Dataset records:
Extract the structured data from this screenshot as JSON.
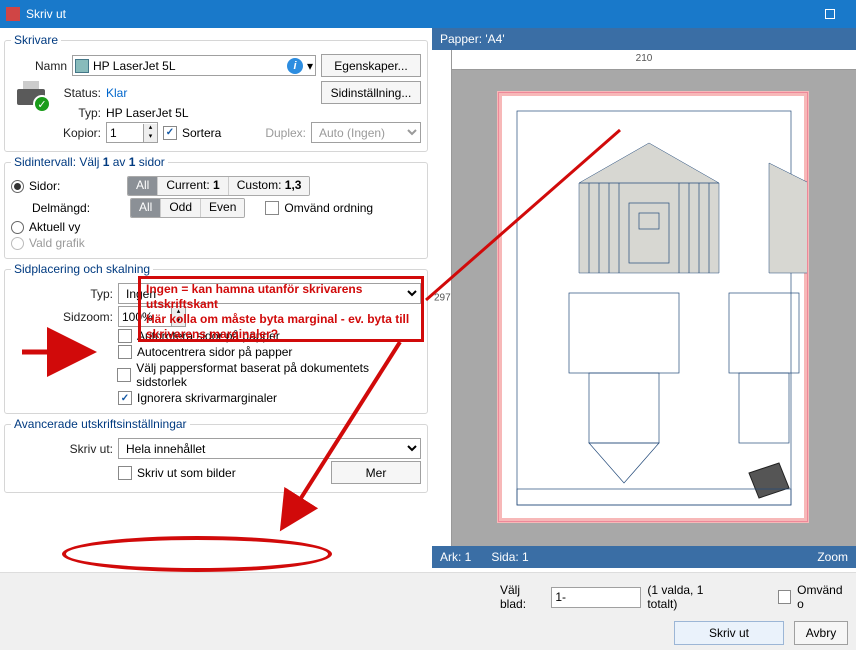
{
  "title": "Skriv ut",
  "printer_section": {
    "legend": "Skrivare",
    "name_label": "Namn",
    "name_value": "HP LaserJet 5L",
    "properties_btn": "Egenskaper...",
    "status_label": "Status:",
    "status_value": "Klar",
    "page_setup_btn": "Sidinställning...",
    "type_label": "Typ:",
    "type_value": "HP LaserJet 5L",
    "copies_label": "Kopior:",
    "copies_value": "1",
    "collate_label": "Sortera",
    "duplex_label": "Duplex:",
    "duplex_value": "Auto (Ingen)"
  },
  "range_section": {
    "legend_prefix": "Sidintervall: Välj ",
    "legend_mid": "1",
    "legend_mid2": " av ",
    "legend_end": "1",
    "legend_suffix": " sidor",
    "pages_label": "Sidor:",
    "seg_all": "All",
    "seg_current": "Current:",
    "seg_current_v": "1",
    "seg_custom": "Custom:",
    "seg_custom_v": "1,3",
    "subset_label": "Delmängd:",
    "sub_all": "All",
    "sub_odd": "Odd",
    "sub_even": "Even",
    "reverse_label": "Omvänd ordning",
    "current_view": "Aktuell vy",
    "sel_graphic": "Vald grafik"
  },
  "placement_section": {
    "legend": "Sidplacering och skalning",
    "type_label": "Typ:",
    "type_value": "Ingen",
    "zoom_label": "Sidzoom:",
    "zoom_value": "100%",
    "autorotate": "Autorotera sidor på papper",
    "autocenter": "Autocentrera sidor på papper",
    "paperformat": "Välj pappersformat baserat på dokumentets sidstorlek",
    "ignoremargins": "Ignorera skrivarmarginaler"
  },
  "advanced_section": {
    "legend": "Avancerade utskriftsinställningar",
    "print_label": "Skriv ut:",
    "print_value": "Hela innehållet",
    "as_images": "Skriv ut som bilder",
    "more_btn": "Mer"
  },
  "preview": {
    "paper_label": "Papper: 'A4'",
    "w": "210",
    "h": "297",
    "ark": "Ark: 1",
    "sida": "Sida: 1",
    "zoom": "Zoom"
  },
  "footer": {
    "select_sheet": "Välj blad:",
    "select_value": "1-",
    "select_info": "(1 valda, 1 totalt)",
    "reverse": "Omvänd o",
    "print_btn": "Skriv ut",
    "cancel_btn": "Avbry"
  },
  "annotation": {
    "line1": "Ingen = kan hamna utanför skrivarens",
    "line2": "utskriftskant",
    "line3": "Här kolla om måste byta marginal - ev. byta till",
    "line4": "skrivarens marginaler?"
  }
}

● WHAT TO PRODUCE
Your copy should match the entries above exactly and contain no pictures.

● SOLUTION
Extract the structured data from this screenshot as JSON.
{
  "title": "Skriv ut",
  "printer_section": {
    "legend": "Skrivare",
    "name_label": "Namn",
    "name_value": "HP LaserJet 5L",
    "properties_btn": "Egenskaper...",
    "status_label": "Status:",
    "status_value": "Klar",
    "page_setup_btn": "Sidinställning...",
    "type_label": "Typ:",
    "type_value": "HP LaserJet 5L",
    "copies_label": "Kopior:",
    "copies_value": "1",
    "collate_label": "Sortera",
    "duplex_label": "Duplex:",
    "duplex_value": "Auto (Ingen)"
  },
  "range_section": {
    "legend_prefix": "Sidintervall: Välj ",
    "legend_mid": "1",
    "legend_mid2": " av ",
    "legend_end": "1",
    "legend_suffix": " sidor",
    "pages_label": "Sidor:",
    "seg_all": "All",
    "seg_current": "Current:",
    "seg_current_v": "1",
    "seg_custom": "Custom:",
    "seg_custom_v": "1,3",
    "subset_label": "Delmängd:",
    "sub_all": "All",
    "sub_odd": "Odd",
    "sub_even": "Even",
    "reverse_label": "Omvänd ordning",
    "current_view": "Aktuell vy",
    "sel_graphic": "Vald grafik"
  },
  "placement_section": {
    "legend": "Sidplacering och skalning",
    "type_label": "Typ:",
    "type_value": "Ingen",
    "zoom_label": "Sidzoom:",
    "zoom_value": "100%",
    "autorotate": "Autorotera sidor på papper",
    "autocenter": "Autocentrera sidor på papper",
    "paperformat": "Välj pappersformat baserat på dokumentets sidstorlek",
    "ignoremargins": "Ignorera skrivarmarginaler"
  },
  "advanced_section": {
    "legend": "Avancerade utskriftsinställningar",
    "print_label": "Skriv ut:",
    "print_value": "Hela innehållet",
    "as_images": "Skriv ut som bilder",
    "more_btn": "Mer"
  },
  "preview": {
    "paper_label": "Papper: 'A4'",
    "w": "210",
    "h": "297",
    "ark": "Ark: 1",
    "sida": "Sida: 1",
    "zoom": "Zoom"
  },
  "footer": {
    "select_sheet": "Välj blad:",
    "select_value": "1-",
    "select_info": "(1 valda, 1 totalt)",
    "reverse": "Omvänd o",
    "print_btn": "Skriv ut",
    "cancel_btn": "Avbry"
  },
  "annotation": {
    "line1": "Ingen = kan hamna utanför skrivarens",
    "line2": "utskriftskant",
    "line3": "Här kolla om måste byta marginal - ev. byta till",
    "line4": "skrivarens marginaler?"
  }
}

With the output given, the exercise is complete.